Today was focused on what project to work on.  The potential candidates were VLC, Firefox, Eucalyptus, Irrlicht, and Libre Office.  I joked, we should play the 5-3-1 game.  The 5-3-1 game is where you have a set of 5 options, the first person (The professor in this case) eliminates two options, and the second person (the students in the case) eliminate two more, leaving you with the winner.  We played something similar.  Each student ranked the 5 from least to most favorite, and then we tallied it up.  Eucalyptus won!  This project seems like a really good fit, since we will be able to work with the lead developers and gets everyone’s hands wet in cloud computing.

I also have very little experience with Python, so it will be interesting to pick up a new language along the way.  There is an infrastructure portion that will let the students who are less program-driven and more network-driven a chance to contribute equally.   There are a handful of students who aren’t intrigued by writing code.  Hopefully they are willing to get some hands-on experience early on with the infrastructure.

There was a lot of hard feelings when we came to the conclusion to work on Eucalyptus.  It’s important that they realize that this is the class project, and are willing to contribute to the best of their ability.  It doesn’t mean they can’t contribute to another open source project, but they’ll just have to do it on their own free time.  I have finally installed X-chat on my home desktop, so I can idle the appropriate channels.  This will help me keep up-to-date on the project and assist me with any questions I have once the project gets off the ground floor… which is hopefully sooner rather than later…

IRC and Wikis

Week 2 was focused on learning IRC and Wikis. I have a lot of prior experience with IRC.  In the past, I used mIRC for windows, but since I have moved to using Linux as my main OS, it was a little different to get used too.  First, I had to research GUI IRC clients.  I first connected through the terminal, but the interface just isn’t clean enough for me.  I don’t want to have to type a command to see who is currently in the server.  I wanted something that I could see everything on one clean screen.  I finally stumbled on X-Chat.  This is very similar to mIRC for Windows.  It has all the information you need in a simple, easy-to-use, interface.

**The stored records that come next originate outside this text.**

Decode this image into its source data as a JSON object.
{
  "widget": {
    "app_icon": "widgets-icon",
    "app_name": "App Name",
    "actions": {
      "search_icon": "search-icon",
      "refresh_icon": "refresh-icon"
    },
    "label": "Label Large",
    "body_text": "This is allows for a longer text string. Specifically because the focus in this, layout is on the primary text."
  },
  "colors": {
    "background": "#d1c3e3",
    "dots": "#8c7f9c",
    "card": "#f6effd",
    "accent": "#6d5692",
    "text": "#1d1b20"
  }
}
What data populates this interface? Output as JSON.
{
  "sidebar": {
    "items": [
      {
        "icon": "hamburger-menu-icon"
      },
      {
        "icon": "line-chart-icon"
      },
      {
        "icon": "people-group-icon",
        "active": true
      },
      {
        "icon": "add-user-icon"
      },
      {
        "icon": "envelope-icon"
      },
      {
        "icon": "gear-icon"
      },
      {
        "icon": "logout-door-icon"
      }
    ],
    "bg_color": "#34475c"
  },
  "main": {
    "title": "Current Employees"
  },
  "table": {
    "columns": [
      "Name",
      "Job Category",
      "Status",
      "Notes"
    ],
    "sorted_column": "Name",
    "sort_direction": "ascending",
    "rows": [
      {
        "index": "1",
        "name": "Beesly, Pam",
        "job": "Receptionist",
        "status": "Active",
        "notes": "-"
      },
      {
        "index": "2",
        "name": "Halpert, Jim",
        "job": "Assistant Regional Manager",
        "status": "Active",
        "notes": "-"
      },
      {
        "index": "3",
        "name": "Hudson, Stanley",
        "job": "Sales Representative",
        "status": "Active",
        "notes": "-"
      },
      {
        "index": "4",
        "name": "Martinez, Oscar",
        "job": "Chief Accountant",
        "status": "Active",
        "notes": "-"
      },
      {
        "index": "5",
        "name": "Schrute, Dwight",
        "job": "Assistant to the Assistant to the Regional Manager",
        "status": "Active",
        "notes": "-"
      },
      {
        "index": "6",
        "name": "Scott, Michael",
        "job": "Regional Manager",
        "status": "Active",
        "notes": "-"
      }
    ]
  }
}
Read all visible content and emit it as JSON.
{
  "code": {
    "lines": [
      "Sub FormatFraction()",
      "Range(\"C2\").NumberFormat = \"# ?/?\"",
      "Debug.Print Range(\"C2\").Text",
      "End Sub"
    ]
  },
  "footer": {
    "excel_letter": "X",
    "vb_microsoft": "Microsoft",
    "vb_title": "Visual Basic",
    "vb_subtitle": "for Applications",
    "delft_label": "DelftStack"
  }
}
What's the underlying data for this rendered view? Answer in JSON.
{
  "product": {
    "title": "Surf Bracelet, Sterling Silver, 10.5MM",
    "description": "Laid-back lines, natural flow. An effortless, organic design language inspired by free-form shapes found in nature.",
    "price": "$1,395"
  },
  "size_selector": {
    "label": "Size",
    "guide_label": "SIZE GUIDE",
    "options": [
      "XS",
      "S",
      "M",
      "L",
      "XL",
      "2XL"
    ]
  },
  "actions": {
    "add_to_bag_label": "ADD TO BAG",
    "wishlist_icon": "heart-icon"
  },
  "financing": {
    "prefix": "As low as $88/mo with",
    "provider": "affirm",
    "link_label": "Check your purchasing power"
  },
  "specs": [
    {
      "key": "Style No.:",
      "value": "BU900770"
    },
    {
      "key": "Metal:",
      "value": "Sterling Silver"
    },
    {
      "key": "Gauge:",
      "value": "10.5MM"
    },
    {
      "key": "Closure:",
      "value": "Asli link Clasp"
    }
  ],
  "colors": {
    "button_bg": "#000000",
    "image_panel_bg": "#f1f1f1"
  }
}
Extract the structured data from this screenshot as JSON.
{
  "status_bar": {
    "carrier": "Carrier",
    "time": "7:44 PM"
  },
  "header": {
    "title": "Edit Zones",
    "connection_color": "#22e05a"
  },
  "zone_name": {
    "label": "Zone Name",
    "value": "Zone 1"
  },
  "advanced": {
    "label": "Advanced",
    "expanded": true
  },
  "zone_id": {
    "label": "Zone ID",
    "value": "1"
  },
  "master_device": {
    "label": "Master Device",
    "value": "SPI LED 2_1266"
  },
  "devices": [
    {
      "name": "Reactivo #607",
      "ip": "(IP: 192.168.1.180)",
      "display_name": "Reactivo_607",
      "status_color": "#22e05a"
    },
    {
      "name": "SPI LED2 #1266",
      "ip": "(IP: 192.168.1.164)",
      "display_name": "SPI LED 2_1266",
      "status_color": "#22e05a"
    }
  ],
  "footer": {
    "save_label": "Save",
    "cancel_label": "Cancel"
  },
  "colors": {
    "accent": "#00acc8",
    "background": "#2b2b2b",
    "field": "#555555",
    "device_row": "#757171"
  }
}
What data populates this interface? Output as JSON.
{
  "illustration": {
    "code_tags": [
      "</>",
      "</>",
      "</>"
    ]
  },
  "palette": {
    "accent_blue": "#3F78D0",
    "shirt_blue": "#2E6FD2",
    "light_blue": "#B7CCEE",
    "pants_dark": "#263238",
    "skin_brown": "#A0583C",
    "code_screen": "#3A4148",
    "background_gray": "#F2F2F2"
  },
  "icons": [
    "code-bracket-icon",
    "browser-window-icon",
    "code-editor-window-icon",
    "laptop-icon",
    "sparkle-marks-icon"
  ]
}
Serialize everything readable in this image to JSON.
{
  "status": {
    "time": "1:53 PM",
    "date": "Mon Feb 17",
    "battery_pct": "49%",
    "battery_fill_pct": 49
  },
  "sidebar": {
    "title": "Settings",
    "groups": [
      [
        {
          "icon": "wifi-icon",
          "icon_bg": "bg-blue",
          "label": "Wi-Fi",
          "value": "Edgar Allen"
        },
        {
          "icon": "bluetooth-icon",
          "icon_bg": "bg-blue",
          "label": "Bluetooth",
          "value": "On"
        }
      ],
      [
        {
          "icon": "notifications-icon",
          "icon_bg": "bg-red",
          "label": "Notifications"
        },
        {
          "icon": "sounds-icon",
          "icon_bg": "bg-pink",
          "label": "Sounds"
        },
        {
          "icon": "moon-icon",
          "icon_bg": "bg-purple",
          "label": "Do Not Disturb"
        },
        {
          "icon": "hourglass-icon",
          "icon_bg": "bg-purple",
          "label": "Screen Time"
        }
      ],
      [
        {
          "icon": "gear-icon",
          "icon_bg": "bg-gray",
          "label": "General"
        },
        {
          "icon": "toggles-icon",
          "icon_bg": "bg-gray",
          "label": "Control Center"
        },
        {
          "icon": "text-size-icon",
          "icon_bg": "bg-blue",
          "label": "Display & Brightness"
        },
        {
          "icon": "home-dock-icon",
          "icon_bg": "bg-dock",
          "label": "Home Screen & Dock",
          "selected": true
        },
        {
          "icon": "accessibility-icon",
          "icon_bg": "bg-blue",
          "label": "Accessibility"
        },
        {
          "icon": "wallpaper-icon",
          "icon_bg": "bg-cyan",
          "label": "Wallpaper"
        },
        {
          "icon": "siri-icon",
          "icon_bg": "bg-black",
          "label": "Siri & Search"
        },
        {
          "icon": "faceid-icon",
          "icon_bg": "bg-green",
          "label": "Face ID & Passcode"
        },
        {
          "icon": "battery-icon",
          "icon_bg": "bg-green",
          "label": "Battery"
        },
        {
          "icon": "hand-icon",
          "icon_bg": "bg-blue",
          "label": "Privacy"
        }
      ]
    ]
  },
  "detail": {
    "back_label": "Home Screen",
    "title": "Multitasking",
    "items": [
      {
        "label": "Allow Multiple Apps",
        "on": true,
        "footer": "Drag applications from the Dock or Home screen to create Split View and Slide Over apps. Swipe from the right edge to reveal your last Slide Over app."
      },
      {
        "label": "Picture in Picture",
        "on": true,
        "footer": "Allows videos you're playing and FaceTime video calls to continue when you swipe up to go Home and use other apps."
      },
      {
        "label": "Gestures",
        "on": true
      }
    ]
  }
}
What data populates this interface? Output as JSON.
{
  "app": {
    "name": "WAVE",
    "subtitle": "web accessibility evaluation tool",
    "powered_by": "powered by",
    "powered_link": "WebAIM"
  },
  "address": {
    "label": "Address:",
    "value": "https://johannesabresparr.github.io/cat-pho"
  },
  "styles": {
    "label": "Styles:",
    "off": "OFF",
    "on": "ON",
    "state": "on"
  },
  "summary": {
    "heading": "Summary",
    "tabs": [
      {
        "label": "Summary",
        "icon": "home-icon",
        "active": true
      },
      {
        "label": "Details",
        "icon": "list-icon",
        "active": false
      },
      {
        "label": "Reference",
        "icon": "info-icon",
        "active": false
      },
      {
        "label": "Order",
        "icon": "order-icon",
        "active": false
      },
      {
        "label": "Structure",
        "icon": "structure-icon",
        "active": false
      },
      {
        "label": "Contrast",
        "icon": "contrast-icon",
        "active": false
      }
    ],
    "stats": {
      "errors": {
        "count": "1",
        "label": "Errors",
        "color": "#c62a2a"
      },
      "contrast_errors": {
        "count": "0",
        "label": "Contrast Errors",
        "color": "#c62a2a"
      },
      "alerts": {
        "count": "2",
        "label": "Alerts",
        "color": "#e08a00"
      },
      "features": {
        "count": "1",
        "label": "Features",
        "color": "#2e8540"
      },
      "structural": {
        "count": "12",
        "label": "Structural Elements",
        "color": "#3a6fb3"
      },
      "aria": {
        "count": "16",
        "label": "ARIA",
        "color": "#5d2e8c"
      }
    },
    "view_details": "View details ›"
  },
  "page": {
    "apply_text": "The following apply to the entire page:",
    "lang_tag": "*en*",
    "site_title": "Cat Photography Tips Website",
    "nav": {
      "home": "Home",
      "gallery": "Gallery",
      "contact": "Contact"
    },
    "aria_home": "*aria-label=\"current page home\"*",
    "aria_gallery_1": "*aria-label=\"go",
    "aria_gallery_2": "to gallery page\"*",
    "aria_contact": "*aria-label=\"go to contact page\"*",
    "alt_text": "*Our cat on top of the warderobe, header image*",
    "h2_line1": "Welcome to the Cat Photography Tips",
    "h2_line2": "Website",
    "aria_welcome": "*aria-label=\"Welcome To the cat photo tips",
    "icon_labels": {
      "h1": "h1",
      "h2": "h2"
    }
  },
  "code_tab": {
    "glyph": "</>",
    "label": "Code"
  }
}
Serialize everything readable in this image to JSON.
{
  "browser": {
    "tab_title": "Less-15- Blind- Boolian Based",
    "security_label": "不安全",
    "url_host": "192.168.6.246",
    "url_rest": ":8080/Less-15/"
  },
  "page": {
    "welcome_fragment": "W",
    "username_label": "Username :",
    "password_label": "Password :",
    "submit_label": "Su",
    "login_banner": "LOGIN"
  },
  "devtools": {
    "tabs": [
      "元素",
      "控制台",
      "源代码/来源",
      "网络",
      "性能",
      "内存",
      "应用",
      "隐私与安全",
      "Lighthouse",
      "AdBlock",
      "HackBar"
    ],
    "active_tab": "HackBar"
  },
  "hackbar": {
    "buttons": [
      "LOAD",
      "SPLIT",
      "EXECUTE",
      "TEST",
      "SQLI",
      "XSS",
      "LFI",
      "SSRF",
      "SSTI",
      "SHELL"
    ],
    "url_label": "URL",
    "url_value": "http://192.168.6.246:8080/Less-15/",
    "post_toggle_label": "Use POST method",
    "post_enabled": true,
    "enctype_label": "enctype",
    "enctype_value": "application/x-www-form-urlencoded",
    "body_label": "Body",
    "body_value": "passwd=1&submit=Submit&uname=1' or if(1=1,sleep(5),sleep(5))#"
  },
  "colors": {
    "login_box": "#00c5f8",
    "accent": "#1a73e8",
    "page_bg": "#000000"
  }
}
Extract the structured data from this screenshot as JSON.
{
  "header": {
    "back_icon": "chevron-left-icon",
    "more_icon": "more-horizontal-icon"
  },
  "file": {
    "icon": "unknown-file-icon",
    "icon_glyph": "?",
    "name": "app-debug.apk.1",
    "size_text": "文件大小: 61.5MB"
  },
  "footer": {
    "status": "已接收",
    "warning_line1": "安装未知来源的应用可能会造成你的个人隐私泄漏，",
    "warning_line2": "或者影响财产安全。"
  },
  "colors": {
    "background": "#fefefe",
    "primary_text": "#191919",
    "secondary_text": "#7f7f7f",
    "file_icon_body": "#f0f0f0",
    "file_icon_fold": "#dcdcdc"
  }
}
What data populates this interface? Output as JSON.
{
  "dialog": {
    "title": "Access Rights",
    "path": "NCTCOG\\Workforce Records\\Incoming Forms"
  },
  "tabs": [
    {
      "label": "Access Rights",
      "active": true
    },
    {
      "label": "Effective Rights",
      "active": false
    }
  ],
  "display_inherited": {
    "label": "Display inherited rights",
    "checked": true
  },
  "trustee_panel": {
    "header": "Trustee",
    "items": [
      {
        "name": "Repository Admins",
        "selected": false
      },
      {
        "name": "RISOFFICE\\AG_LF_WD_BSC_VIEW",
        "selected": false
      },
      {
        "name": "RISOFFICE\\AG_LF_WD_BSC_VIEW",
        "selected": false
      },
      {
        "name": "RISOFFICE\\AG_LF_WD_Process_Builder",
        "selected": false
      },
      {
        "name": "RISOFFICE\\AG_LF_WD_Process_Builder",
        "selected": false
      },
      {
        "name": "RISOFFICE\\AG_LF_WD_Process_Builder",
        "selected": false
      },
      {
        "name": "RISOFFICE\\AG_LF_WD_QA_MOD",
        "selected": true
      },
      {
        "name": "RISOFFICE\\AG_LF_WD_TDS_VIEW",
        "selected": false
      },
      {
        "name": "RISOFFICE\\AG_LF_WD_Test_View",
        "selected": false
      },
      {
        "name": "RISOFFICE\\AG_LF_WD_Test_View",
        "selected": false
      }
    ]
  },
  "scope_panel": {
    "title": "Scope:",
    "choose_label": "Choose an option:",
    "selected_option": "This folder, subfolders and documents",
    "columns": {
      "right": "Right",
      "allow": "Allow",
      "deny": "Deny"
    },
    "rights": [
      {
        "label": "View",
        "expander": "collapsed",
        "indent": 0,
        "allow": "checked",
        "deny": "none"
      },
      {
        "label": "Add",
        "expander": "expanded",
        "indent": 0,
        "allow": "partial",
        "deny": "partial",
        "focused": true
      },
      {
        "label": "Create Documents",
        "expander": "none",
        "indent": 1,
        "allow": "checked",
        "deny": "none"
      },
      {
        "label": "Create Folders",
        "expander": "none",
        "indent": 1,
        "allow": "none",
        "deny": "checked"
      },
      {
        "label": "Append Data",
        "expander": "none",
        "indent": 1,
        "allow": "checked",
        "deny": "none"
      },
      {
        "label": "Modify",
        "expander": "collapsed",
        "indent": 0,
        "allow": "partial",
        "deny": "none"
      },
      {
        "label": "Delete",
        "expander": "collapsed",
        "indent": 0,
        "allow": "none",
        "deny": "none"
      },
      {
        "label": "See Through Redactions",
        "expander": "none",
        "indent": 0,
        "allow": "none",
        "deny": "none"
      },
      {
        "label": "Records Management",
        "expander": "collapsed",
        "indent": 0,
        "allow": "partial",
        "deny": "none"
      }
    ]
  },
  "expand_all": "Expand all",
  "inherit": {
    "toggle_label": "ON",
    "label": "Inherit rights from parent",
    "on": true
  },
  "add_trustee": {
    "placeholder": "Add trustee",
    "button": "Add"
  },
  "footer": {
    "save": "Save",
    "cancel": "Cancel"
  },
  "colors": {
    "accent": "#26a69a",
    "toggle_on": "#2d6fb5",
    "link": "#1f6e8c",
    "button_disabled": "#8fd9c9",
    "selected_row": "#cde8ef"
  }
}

The Eucalyptus project sounds interesting, but I was also interested in another 3D graphics project too.  Unfortunately, I don’t have the time to work on both projects simultaneously.  The main developers have us working on the eutester portion of the project.  They said there is more documentation than actual code to write.  I wasn’t very thrilled with this idea, but I guess we will see how everything falls into place.

I wasn’t present for the class, and I never made the Wiki, but I have some experience in editing Wikis from a robotics class last semester.  I would really like to see this project get off the ground floor and some serious progress made, but my group hasn’t but the most cooperative at this point.  We’ll just have to wait and see how things develop over the next few weeks.